In the last year alone, lawsuits have been filed against a number of restaurant and retail establishments including, among others, Capital Grille, Del Frisco’s Grille, Outback Steakhouse, Home Depot, Ford Motor Company, Warby Parker and Five Guys, alleging that some or all of the companies’ websites are inaccessible to the blind and visually impaired. Smaller restaurants and retailers, such as Peter Luger Steakhouse and Momofuku Milk Bar, have been targeted in lawsuits filed in the last few months.

These suits expose companies to damages, potentially costly litigation and injunctive actions. Accordingly, it is important for restaurants and retailers of all sizes to be cognizant of the need for ADA compliance.

ADA Compliance Tips

  • Build it Right: Blind and visually impaired individuals typically use specialized software, including screen reader technology, that reads website content aloud allowing users to access and navigate websites. Private lawsuits have highlighted that not all publicly available websites are ADA compliant because they, among other things, fail to incorporate screen reader technology. Building the website right, to ensure that the website is designed and constructed so that it is compatible with screen reader technology, is the first step in ensuring compliance with the ADA. Although, not currently required under the law, incorporation of WCAG 2.0 into website design may minimize accessibility issues.
  • Audit New Features: Even websites that may have been designed initially to be compatible with screen reader software may become inaccessible when new features are added or the website is updated. In the case of a recent suit against Domino’s, the addition of a buy one, get one free feature to its online ordering system rendered Domino’s otherwise compliant website inaccessible to blind and visually impaired users. Ensuring that new features are designed to be compatible with screen reader software and that users can seamlessly navigate between old and new features on the website without issue will minimize the risks that updates can present to otherwise compliant websites.
  • Is This Necessary?: While it is difficult to conceive of running any business this day and age without a web presence, the type of website a company maintains may limit its risk under the ADA. Websites that are strictly informational in nature are unlikely to violate the ADA because they do not offer goods or services. For small businesses, one important question is whether to maintain a website that simply provides information, or one that offers additional services, like online ordering, which could also create liability under the ADA. Because the Internet does not discern between big and small businesses, everyone is at risk under the ADA. Choosing a website design that is less likely to violate the ADA may be a prudent way for smaller businesses to minimize risk.

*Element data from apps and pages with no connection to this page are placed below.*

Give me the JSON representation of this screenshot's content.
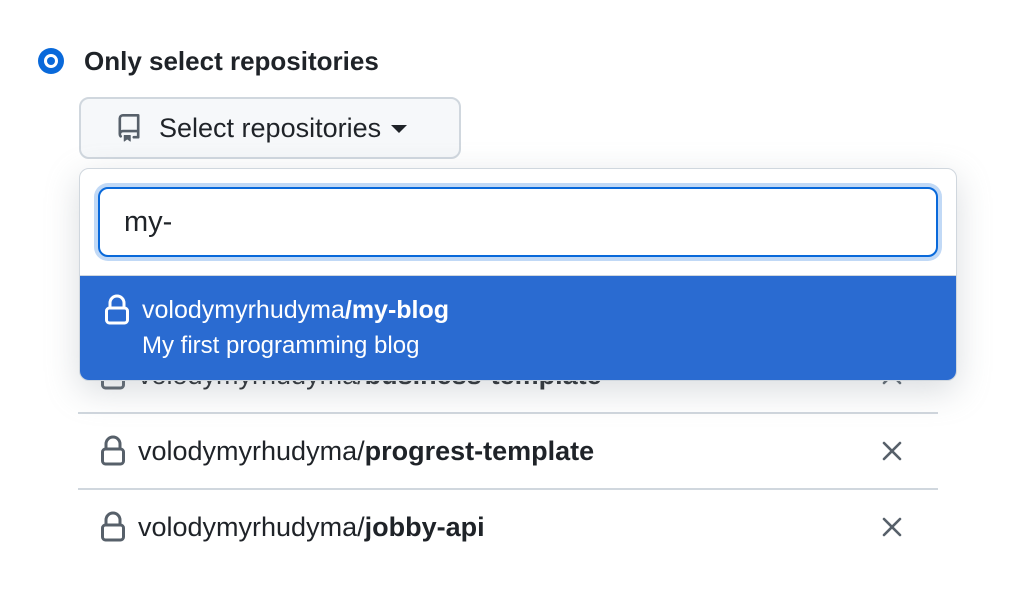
{
  "radio": {
    "label": "Only select repositories",
    "checked": true,
    "color": "#0969da"
  },
  "select_button": {
    "label": "Select repositories",
    "icon": "repo-icon"
  },
  "dropdown": {
    "search": {
      "value": "my-",
      "placeholder": ""
    },
    "results": [
      {
        "owner": "volodymyrhudyma",
        "separator": "/",
        "name": "my-blog",
        "description": "My first programming blog",
        "icon": "lock-icon",
        "highlighted": true
      }
    ],
    "highlight_color": "#2a6bd1"
  },
  "selected_repos": [
    {
      "owner": "volodymyrhudyma",
      "separator": "/",
      "name": "business-template"
    },
    {
      "owner": "volodymyrhudyma",
      "separator": "/",
      "name": "progrest-template"
    },
    {
      "owner": "volodymyrhudyma",
      "separator": "/",
      "name": "jobby-api"
    }
  ]
}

Lawsuits Likely to Continue

The large number of ADA website accessibility lawsuits recently filed illustrates the potential risks faced by restaurants and retailers offering “a place of public accommodation” online. The steady source of attorneys’ fees these suits provide to plaintiffs’ counsel, and the relative ease with which allegedly offending sites can be identified, make it likely that these actions will continue to be filed. Recent victories, like the plaintiff verdict in the Winn-Dixie case, may only further embolden plaintiffs. As large companies bring their websites into compliance, either voluntarily or following legal action, plaintiffs may begin to focus on smaller establishments. Accordingly, it is important to understand the need for ADA compliance and the pitfalls posed by non-compliance in an effort to limit the risk of potential litigation.


— Lewis Wiener is a partner in the Washington, D.C., office of Eversheds Sutherland (U.S.) where he co-chairs the firm’s global Financial Services Disputes and Investigations (FSDI) Practice Group and heads the domestic (U.S.) Telephone Consumer Protection Act (TCPA) counseling and defense group. Amy Xu is an associate in the Washington, D.C., office and Alexander Fuchs is an associate in the New York office of Eversheds Sutherland (U.S.).

You may also like